The weather was hot and dry – each river crossing gave a welcome opportunity to drink our remaining water, filter and refill bottles and to soak our feet and caps. On more than one occasion we found ourselves saying ‘How good’s water??’ to hearty agreement from the other.
Around 3.00pm we made it to Blue Waterholes and stopped for lunch. If Stuart was the MVP yesterday for his fire-starting and bike-hoisting abilities, today I was the MVP because I was the only one who had packed lunch, and I had enough to share. Peanut butter + apple wraps and a side of biltong was roborotive for both of us.
Aside from one last steep climb out and a bit of ziptie bush mechanics from Stu for his basket, the next 25 ish km along Long Plain Road passed without incident.
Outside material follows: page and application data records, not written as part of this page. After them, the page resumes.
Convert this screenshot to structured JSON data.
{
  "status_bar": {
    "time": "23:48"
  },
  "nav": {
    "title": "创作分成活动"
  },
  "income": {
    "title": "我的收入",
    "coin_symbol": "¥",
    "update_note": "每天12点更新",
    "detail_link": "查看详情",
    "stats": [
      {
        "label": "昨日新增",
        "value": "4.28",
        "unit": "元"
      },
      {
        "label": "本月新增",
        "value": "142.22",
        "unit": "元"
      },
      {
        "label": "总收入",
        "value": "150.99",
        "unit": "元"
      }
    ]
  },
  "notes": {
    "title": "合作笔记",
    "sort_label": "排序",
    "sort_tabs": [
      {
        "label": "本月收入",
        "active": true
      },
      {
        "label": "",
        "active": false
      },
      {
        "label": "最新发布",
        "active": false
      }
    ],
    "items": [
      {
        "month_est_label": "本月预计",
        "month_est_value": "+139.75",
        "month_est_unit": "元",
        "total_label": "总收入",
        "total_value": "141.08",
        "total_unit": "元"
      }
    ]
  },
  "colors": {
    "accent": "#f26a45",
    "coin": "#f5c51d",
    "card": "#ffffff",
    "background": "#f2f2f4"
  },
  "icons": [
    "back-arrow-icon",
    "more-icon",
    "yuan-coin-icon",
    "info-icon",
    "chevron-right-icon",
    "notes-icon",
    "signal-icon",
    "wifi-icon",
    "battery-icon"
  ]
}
We made it into camp at Long Plain Homestead at 7.00pm, and in stark contrast to the previous night, the campground was full of caravans and 4WDs with generators and pumping music… We took ourselves to the ‘camping with horses’ section which was much quieter and we slowly set up camp for the night.
Day 3 – A 3-swim Day
My original route for day 3 had us heading down to Yarrangobilly thermal pools, but we decided to skip that section – the map suggested that our day was now 38km with no major climbs. Easy, we thought! We’ll be back at Adaminaby for a pub lunch! Wrong.
The day started with a refreshing/freezing swim and water refill in the Murrumbidgee River, and a short stint along the Snowy Mtns highway. Soon enough we were back on the dirt, travelling north-east along Bullocks Hill fire trail. Some very sketchy, rocky descents and many march fly attacks happened on this road. Once again, a spectacular set of rolling hills and valleys made it worth it.
A refreshing/freezing swim in Tantangara creek, more herds of brumbies before yet another long climb up the other side of the valley, through daisy covered hills and onto the finish line. The last 9km still had a few surprises, with two large lizards, a large spider hole that did in fact, contain a large spider upon investigation by Stuart, a road half-built, seemingly in the middle of nowhere, and yet more pinchy climbs (not really a surprise at this point).
I was still wearing my teva sandals, with today adding socks to the ensemble to really complete the high-fashion look. The hike-a-bike sections proved challenging as I was still nursing blisters from day 1, and every passing prickle seemed to grab onto my socks. That said, I will take topical prickles happily with the added walking ability the sandals provided, any day. My inner child relishes the freedom of being able to march confidently into any creek, river or muddy patch in sight and then leap back onto my bike.
Finally, around 3.00pm, the car was in sight and right where we left it at Wares Yard campground. Top tip: stash 2x gatorades in the car for this very moment. After unpacking the bikes and loading the car, we both had a dip in the nearby creek and changed into clean clothes for the drive back to Canberra for burgers and milkshakes.
This trip was mostly unseen country for both Stu and I. Him being a Brit, and I having moved to Canberra from Brisbane exactly 12 months ago. At the time of writing, it’s been a week since we got home and I am still agog at the beauty, complexity, and harshness of the vast country we saw.
I think we both feel so lucky and grateful to live in the high-country vicinity; I’ll speak for myself when I say I feel so warm and full that I get to share it with such lovely, funny, welcoming, and wacky people like Stuart.
Give me riding bikes with lovely people in beautiful places any day.
- Fuck march flies.
- Information learnt whilst on the route is a poor substitute for prior research of the route.
- Wine should be kept in a leak proof container.
- Hike a bike can be overcome by sandals and a ✨Positive Mental Attitude✨.
- Have friends you trust to lead you through the darkness, or into a grassy bog.
- Do hard stuff, feel strong.